3. Again if the Bloom box works as advertized, gas need not be its only fuel. Certainly the vast herds of cattle on the Salisbury plain can be harnessed to supply much of it. Erm... Please ignore that last. Bloom claims the box can take in electrons and produce fuel (I'd like to see THAT!), perhaps completely changing the equation.
Otherwise, a good article, with a reasonable dose of scepticism. More power to you, Lewis!
"As for ethanol, the only way this can be produced in a vaguely green way is as biofuel from food crops - and this equates to starvation for the world's poor plus accelerated deforestation with associated eco-evils."
...not if corn husks meet their destiny.
individual houses, but it could be very handy at a neighbourhood level. Rather than having a substation that draws all of it's power from the grid it could largely or totally cut the need for grid power, cutting transmission losses and increasing efficiency (large gas turbine power plants run at less than 60% efficiency - less again when you include transmission losses -, the Bloom is supposed to be in the 80%+ range). There should also be a reduction in other emission products.
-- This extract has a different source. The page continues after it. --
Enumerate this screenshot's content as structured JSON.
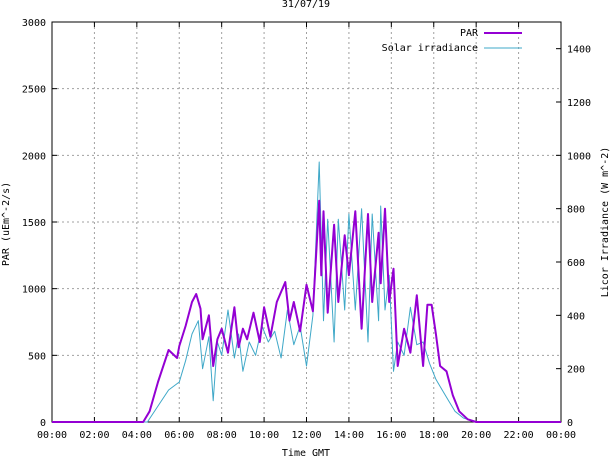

The big target though would be in electric cars. There's already a network of LPG filling stations with which to fuel them. Combine a Bloom fuel cell with a super capacitor storage unit (to even out peak power demands) and you'd have a clean, low carbon solution with fast refuelling times and long range. CO2 should be less than 1/2 of that produced by current cars, there'd be no NOX, hydrocarbons or particulates emitted (the components of smog) and it sounds like the technology is going to be more affordable than Lithium Ion battery packs.
It's certainly true that a lot of gas is being imported into Europe as a whole is from Russia, however, I think you'll find that a significant proportion of imports into the UK come from Norway.
how does that compare to the combined cycle gas turbine thingy? (power stations also suffer from transmission costs of course)
If these worked and every home used them to generate electric from their gas supply then you would only need electricity at peak demand, or if they failed.
So the electric company couldn't balance selling cheap baseline load 90% of the time and peak expensive load for 10% - it would all be peak expensive load, so your electric cost/unit would have to go up 200%.
I thought this was going to be fusion-in-a-shoebox, and on the strength of that ordered my gas and electricity disconnected pending clean, cheap, home-generated power. Now all my pipes have burst and there's nothing hot for tea.
*When* will The Register begin presenting the important information *clearly* in its articles?
Re: "zero emissions". Basically hype, but the second component to this is some US'ians still don't consider CO2 to be an emission -- if this doesn't emit carbon monoxide, NOx or unburned hydrocarbons it's "zero emissions" by that standard.
And I agree with Nick22's point, a big efficiency gain here could be from reducing grid losses. Electricity here in the states can travel a looooong way before it is used; even if these ended up being a little less efficient than an efficient power plant, they could end up with the upper hand due to grid loss. I should add, parts of the US *do* have a natural gas grid; I have a gas line running to my house. That's another part of the equation though.... 1) Does the gas grid have the capacity it needs to fuel these units? (It's gotten down to -40C here a few times, and -15C is not uncommon... the gas distribution points REALLY start to hiss when it's that cold making me wonder how much extra capacity is left in them) 2) In areas without a gas grid, trucking in gas really could change the efficiency equation.